● **WORK TASK**: Write out again only the lines running from the one that contains "Output a JSON" to the end of the records below, including both the first and the last.

◆ ◆ ◆ ◆ ◆

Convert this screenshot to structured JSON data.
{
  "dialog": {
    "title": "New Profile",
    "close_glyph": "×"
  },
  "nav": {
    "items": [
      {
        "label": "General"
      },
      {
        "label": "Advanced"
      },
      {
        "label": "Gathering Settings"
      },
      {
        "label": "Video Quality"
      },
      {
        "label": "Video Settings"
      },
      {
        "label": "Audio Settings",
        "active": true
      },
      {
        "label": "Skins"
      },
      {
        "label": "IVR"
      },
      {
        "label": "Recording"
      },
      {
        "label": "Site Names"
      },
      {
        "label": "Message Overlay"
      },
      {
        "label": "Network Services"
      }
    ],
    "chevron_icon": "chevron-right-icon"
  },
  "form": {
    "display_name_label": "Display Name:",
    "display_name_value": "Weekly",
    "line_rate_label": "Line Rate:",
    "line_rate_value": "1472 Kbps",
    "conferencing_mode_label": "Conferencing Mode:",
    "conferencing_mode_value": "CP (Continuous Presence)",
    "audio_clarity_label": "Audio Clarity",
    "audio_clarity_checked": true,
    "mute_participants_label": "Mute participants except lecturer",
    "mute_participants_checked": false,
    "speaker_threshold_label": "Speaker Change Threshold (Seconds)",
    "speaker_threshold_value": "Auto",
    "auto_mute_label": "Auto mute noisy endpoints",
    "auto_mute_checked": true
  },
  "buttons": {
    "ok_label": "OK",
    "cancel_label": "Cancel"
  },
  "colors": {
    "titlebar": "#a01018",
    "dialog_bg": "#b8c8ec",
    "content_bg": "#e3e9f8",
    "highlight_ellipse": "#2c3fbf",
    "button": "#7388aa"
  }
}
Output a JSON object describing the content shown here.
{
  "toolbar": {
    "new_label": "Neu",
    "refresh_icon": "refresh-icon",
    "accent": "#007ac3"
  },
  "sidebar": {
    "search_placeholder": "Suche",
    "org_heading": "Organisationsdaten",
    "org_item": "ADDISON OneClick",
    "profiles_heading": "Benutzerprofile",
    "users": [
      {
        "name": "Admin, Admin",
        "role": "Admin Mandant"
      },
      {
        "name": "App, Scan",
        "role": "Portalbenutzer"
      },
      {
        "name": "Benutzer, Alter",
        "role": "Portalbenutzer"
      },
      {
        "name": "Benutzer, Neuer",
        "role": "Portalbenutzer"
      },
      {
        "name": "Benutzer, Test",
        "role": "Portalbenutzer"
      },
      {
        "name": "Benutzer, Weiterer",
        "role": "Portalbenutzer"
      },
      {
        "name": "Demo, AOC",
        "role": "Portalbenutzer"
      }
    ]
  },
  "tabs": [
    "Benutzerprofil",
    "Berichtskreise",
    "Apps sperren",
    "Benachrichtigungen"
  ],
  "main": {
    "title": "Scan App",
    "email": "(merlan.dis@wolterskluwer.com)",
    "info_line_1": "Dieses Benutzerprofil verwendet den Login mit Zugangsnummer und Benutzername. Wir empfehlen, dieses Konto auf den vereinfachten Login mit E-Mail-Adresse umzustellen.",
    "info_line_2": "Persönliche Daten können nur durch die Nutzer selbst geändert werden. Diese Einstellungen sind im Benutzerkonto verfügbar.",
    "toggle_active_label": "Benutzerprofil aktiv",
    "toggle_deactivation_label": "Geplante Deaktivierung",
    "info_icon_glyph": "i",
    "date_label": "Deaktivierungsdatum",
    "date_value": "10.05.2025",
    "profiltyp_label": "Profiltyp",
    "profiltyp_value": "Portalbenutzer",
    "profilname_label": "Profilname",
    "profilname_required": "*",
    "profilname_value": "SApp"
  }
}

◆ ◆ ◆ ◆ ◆

● **ANSWER BELOW**:
Output a JSON object describing the content shown here.
{
  "toolbar": {
    "new_label": "Neu",
    "refresh_icon": "refresh-icon",
    "accent": "#007ac3"
  },
  "sidebar": {
    "search_placeholder": "Suche",
    "org_heading": "Organisationsdaten",
    "org_item": "ADDISON OneClick",
    "profiles_heading": "Benutzerprofile",
    "users": [
      {
        "name": "Admin, Admin",
        "role": "Admin Mandant"
      },
      {
        "name": "App, Scan",
        "role": "Portalbenutzer"
      },
      {
        "name": "Benutzer, Alter",
        "role": "Portalbenutzer"
      },
      {
        "name": "Benutzer, Neuer",
        "role": "Portalbenutzer"
      },
      {
        "name": "Benutzer, Test",
        "role": "Portalbenutzer"
      },
      {
        "name": "Benutzer, Weiterer",
        "role": "Portalbenutzer"
      },
      {
        "name": "Demo, AOC",
        "role": "Portalbenutzer"
      }
    ]
  },
  "tabs": [
    "Benutzerprofil",
    "Berichtskreise",
    "Apps sperren",
    "Benachrichtigungen"
  ],
  "main": {
    "title": "Scan App",
    "email": "(merlan.dis@wolterskluwer.com)",
    "info_line_1": "Dieses Benutzerprofil verwendet den Login mit Zugangsnummer und Benutzername. Wir empfehlen, dieses Konto auf den vereinfachten Login mit E-Mail-Adresse umzustellen.",
    "info_line_2": "Persönliche Daten können nur durch die Nutzer selbst geändert werden. Diese Einstellungen sind im Benutzerkonto verfügbar.",
    "toggle_active_label": "Benutzerprofil aktiv",
    "toggle_deactivation_label": "Geplante Deaktivierung",
    "info_icon_glyph": "i",
    "date_label": "Deaktivierungsdatum",
    "date_value": "10.05.2025",
    "profiltyp_label": "Profiltyp",
    "profiltyp_value": "Portalbenutzer",
    "profilname_label": "Profilname",
    "profilname_required": "*",
    "profilname_value": "SApp"
  }
}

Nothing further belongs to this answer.